Serious hypoglycemic reactions are one of the most common adverse drug events and are now recognized as a major public health issue. From the mid-2000s to mid-2012, non-VA guidelines emphasized tight control of glycemia for most patients. Our recent publication reported that as many as 70% of all Veterans on hypoglycemic agents are at high risk, and about half of those may have been over treated in 2009 based on a proposed overtreatment measure (Hemoglobin A1c <7%). This measure has been accepted as a concept measure for future development by CMS, following endorsement by the HHS Office of the National Coordinator for Health Information Technology.

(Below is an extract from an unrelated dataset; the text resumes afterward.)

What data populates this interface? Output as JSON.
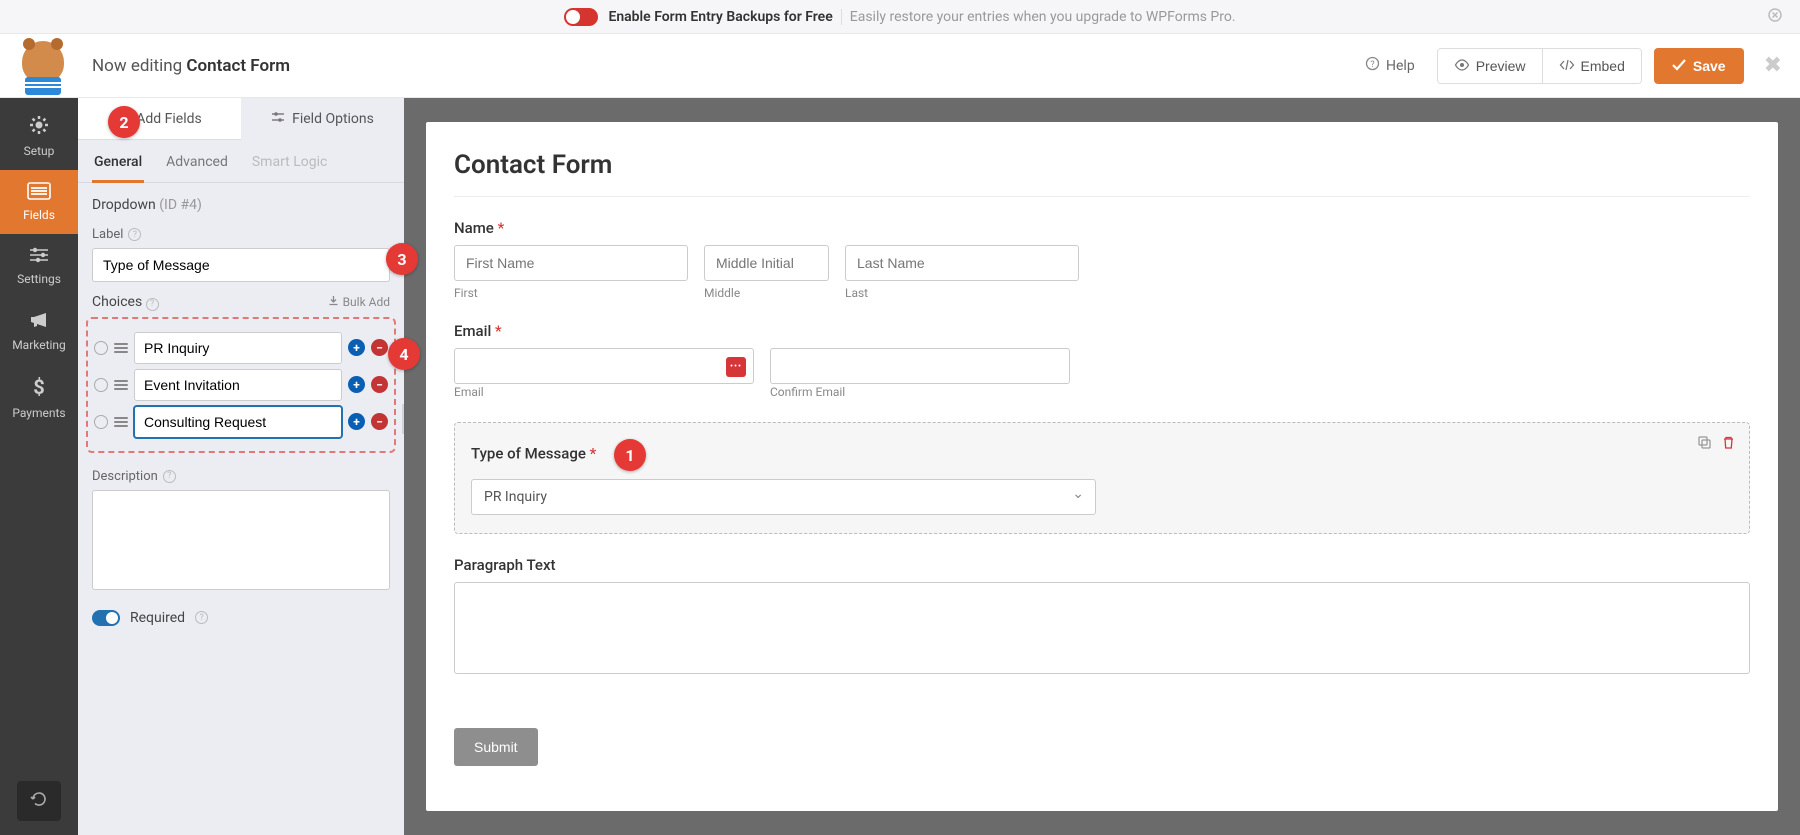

Among various subgroups of high risk patients receiving insulin and/or secretagogues treatment during the period 2004-2016, Aim 1: assess the changes in rates and trends of potential overtreatment; Aim 2: evaluate annual rates, trends, and correlates of serious hypoglycemic events (resulting in emergency department visits or hospitalizations); Aim 3: Study rates and trends, and risk factors of mortality among high risk patients; and Aim 4: Explore de-intensification of glycemic control among potentially overtreated patients.
We utilized both serial cross-sectional (Aims 1, 2, 3) and longitudinal (Aims 2, 3, 4) analyses of Veteran patients based on linked VHA and CMS data files from years 2002 to 2016. We identified patients receiving insulin and/or secretagogues, dully enrolled in Medicare fee for service and removed those with end-stage renal disease (ESRD), in a hospice program or long-term care facilities. Analyses began with inspection of frequency distributions, bivariate analyses of rates among subgroups defined by our independent variables, and use of graphical methods for exploratory data analysis. Advanced statistical modeling will include marginal-Generalized Estimating Equations models with a logit link, Cox proportional hazards models, and the recursive partition classification tree method.

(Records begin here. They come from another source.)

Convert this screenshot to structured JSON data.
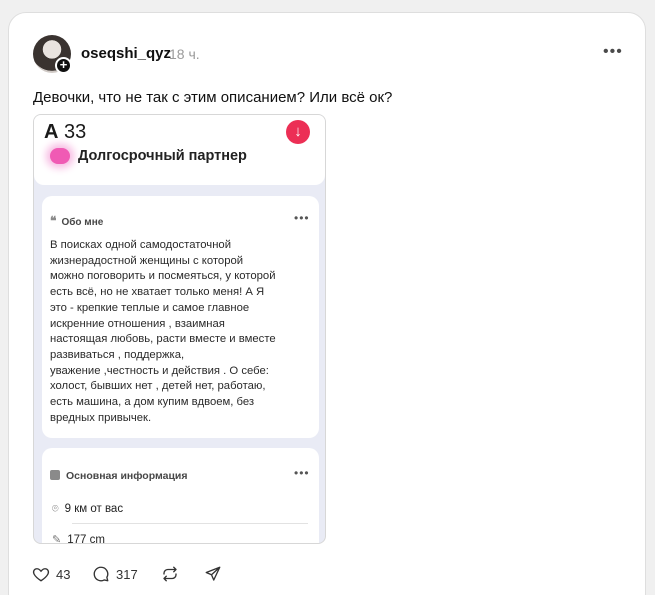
{
  "post": {
    "username": "oseqshi_qyz",
    "time": "18 ч.",
    "text": "Девочки, что не так с этим описанием? Или всё ок?"
  },
  "screenshot": {
    "top_letter": "А",
    "top_number": "33",
    "partner_label": "Долгосрочный партнер",
    "about_title": "Обо мне",
    "about_text": "В поисках одной самодостаточной\nжизнерадостной женщины с которой\nможно поговорить и посмеяться, у которой\nесть всё, но не хватает только меня!  А  Я\nэто - крепкие теплые  и самое главное\nискренние отношения , взаимная\nнастоящая любовь,  расти вместе и вместе\nразвиваться , поддержка,\nуважение ,честность и действия . О себе:\nхолост, бывших нет , детей нет, работаю,\nесть машина, а дом купим вдвоем, без\nвредных привычек.",
    "info_title": "Основная информация",
    "distance": "9 км от вас",
    "height": "177 cm"
  },
  "actions": {
    "likes": "43",
    "comments": "317"
  },
  "colors": {
    "accent_pink": "#ec2f55",
    "heart_glow": "#f05ab4"
  }
}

Study populations younger than 65 years in years 2004-2012 ranged from 22,420-30,822: 60-65% were White, 15-19% Black, 7-8% Hispanic, 3-5% women. Insulin use increased over the years, from 40% in 2004 to 57% in 2012. There were 37-43%, 9-12%, and 43-49% with mental health conditions (M), substance use (SU), and cardiovascular conditions (C), respectively. Higher percentages of Blacks (16%) and Hispanics (16%) than Whites (9%) had SU. Patients with SU had higher serious hypoglycemia rates than others regardless of race; in 2012, Blacks (55 events per 1,000 patients) and Hispanics (48) had more than 1.5 fold higher risks than Whites (31). Those with only M or only C had similar rates to those with none of the three conditions. Rates decreased markedly in most patient groups with SU starting around year 2007.
In 3,465 Veterans >= 65 years receiving only basal insulin in 2009-2011, 457 (13%) died or incurred serious hypoglycemic events. Of the 200 (5.8%) that incurred hypoglycemic events, 16%, 24.5%, and 23% had the event within 1, 2-3, and 4-6 months, respectively; of the 271 (7.8%) deaths, 10.7%, 12.5%, and 25.8% occurred in the same time intervals. Of the 2,789 (80%) patients having some A1c values within a year post-prandial, 10% had an A1c <6.5%. Compared to Whites (n=2,708; 78%), Blacks (336; 10%) had a higher hypoglycemia rate (8.0% vs. 5.6%, p=0.08) and a comparable death rate (8.6% vs. 8.4%, p=0.88). Both races had similar rates of having an A1c <6.5% (11.6% vs. 13.1%, p=0.48).
In January 2015 VA launched a Hypoglycemic Safety Initiative in the context of the Choosing Wisely Campaign, emphasizing the importance of avoiding overtreatment in high risk populations defined by the overtreatment measure. This study will pioneer among federal agencies in the development of an administrative data base approach to tracking prevention and surveillance of serious hypoglycemic events that could be used to evaluate success of Federal initiatives.
- Tseng CL, Aron DC, Soroka O, Lu SE, Myers CE, Pogach LM. Racial differences in trends of serious hypoglycemia among higher risk older adults in US Veterans Health Administration, 2004-2015: Relationship to comorbid conditions, insulin use, and hemoglobin A1c level. Journal of diabetes and its complications. 2020 Mar 1; 34(3):107475.